It’s critical for the youth Lindy works with to immediately have job skills once released because many do not have someone that can pick them up upon release. Many of them will end up in a shared living space and have to find a job within walking distance; ride-sharing services like Lyft and Uber do not exist in the town.
With games and esports, also comes Lindy’s ever-inspiring philosophy: Esports is a conduit to show them that this is not game over; we’re just starting out and you can restart anytime you want to in life, and it doesn’t matter what is behind you. We are moving forward, we’re going to learn, and we’re going to take that knowledge and move forward.
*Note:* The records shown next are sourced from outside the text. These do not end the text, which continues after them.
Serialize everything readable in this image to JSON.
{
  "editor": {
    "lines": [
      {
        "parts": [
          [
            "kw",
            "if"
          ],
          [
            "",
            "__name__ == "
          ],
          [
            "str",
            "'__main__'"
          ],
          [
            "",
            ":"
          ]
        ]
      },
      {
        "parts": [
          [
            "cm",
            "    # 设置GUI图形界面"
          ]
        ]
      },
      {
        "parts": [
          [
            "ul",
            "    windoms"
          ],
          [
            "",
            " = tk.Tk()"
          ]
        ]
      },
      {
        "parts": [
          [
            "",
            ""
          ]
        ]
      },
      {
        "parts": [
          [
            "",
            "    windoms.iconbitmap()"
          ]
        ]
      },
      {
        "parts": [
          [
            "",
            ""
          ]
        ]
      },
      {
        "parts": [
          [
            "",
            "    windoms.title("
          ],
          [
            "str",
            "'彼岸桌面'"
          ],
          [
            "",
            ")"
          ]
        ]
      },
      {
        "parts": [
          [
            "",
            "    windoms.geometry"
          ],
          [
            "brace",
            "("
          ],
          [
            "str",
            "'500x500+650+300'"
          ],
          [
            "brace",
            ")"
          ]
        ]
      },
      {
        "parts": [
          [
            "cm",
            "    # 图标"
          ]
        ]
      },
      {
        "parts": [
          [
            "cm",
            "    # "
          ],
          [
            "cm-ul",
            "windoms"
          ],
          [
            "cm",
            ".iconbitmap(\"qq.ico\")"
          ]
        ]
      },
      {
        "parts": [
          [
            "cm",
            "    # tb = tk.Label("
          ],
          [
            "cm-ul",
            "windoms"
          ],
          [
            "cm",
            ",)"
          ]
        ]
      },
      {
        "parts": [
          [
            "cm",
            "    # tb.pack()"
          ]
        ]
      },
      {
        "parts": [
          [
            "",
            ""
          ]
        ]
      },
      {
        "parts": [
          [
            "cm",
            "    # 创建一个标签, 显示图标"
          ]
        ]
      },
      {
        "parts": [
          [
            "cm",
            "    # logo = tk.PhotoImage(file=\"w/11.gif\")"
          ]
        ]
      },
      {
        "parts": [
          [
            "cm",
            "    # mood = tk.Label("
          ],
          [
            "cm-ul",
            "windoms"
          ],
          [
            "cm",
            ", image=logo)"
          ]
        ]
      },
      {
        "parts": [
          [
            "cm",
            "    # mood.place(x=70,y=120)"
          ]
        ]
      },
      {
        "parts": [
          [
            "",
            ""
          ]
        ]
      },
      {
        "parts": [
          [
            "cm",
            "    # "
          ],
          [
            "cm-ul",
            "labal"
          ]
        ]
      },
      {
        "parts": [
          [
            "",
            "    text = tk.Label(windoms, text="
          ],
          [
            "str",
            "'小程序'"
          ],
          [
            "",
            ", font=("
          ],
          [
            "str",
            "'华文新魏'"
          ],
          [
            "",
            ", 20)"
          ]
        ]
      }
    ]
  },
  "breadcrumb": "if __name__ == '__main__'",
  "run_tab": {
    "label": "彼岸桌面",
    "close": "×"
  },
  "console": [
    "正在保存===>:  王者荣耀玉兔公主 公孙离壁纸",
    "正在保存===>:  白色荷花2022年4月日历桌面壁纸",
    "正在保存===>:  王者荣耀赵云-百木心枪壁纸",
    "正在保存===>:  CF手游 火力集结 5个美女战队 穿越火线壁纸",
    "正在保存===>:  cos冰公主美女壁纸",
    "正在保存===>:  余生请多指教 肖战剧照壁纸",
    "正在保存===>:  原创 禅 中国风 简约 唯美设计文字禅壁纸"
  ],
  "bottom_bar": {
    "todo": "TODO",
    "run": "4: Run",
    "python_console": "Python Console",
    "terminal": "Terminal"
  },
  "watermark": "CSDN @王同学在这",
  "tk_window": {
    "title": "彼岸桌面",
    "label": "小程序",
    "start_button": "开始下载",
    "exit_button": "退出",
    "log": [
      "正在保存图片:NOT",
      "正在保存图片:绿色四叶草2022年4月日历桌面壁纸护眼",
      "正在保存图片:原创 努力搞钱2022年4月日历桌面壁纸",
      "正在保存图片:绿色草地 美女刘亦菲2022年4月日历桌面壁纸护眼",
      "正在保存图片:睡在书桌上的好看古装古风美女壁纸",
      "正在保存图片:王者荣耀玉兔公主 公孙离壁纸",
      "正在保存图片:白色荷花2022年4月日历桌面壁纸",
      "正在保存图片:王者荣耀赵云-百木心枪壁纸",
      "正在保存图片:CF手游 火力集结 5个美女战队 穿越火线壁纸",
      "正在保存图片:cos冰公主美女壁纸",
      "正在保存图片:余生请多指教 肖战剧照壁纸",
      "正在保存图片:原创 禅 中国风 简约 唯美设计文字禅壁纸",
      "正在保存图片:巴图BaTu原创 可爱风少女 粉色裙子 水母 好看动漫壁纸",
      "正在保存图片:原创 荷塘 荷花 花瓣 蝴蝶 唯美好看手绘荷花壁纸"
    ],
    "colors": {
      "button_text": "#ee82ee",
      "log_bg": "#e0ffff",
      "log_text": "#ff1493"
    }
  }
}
Lindy’s work with incarcerated youth is monumental in its importance to enabling these youth to restart their lives upon release. It’s why she also does a literacy program with them. Unfortunately, it’s all that is really available to the youth. It’s a taboo topic that many people will want to just brush off and never talk about it. Not Lindy, though. She ardently told us, “I want to scream from the top of a hill about how these kids need access to people who actually care.”
While the youth may wonder at first about this woman with bright pink hair who is telling them they need to make a Neko cat or another retro video game character, Lindy knows from her own childhood what it means to have someone around who cares about you and your future. The military was her answer, but she knows that won’t work for everyone.
Lindy Meiser, NASEF Scholastic Fellow and Director of the Pottsboro Public Library
At the Pottsboro Library, Lindy runs the esports tournaments that help the youth of Pottsboro develop even more skills. Rocket League is one of Lindy’s favorite games to use to teach youth more complex subjects. Hidden behind the flying cars and an oversized soccer ball is a lesson in physics and engineering that most youth completely gloss over until it’s revealed to them. At that point, some of them will get upset at Lindy for tricking them, but she views it as a victory because she taught them physics. Overwatch, being a team game, helps the youth with social skills and social-emotional learning. Same with Fortnite, though it also pushes more of the engineering and quick decision-making angle. The tournaments she runs are critical because many of those participants aren’t lucky enough to have high-speed internet or the hardware at home to participate in tournaments on their own.
In addition to everything Lindy is already doing, she is preparing 31 scholarships for youth coming out of these facilities to the local community college that is within walking distance. Finally, she is working with NASEF on a curriculum that can be implemented in correctional facilities; we’ll let her tell you how she feels about it:
“I swear until I have no breath left in me that I will fight until I can get this [curriculum] in these facilities. I’m starting with Texas because that’s where I live, but this needs to grow! We’re bringing the kids a program that’s fun, in a video game environment they love, to teach them job skills they can use right away. These kids need someone who understands them and cares about them and their futures. I’m starting with me and the kids in Texas, but I foresee a day when esports and 3D printing will literally change the future for kids everywhere with no other pathway or hope. That’s amazing — and I can’t wait till it’s reality!”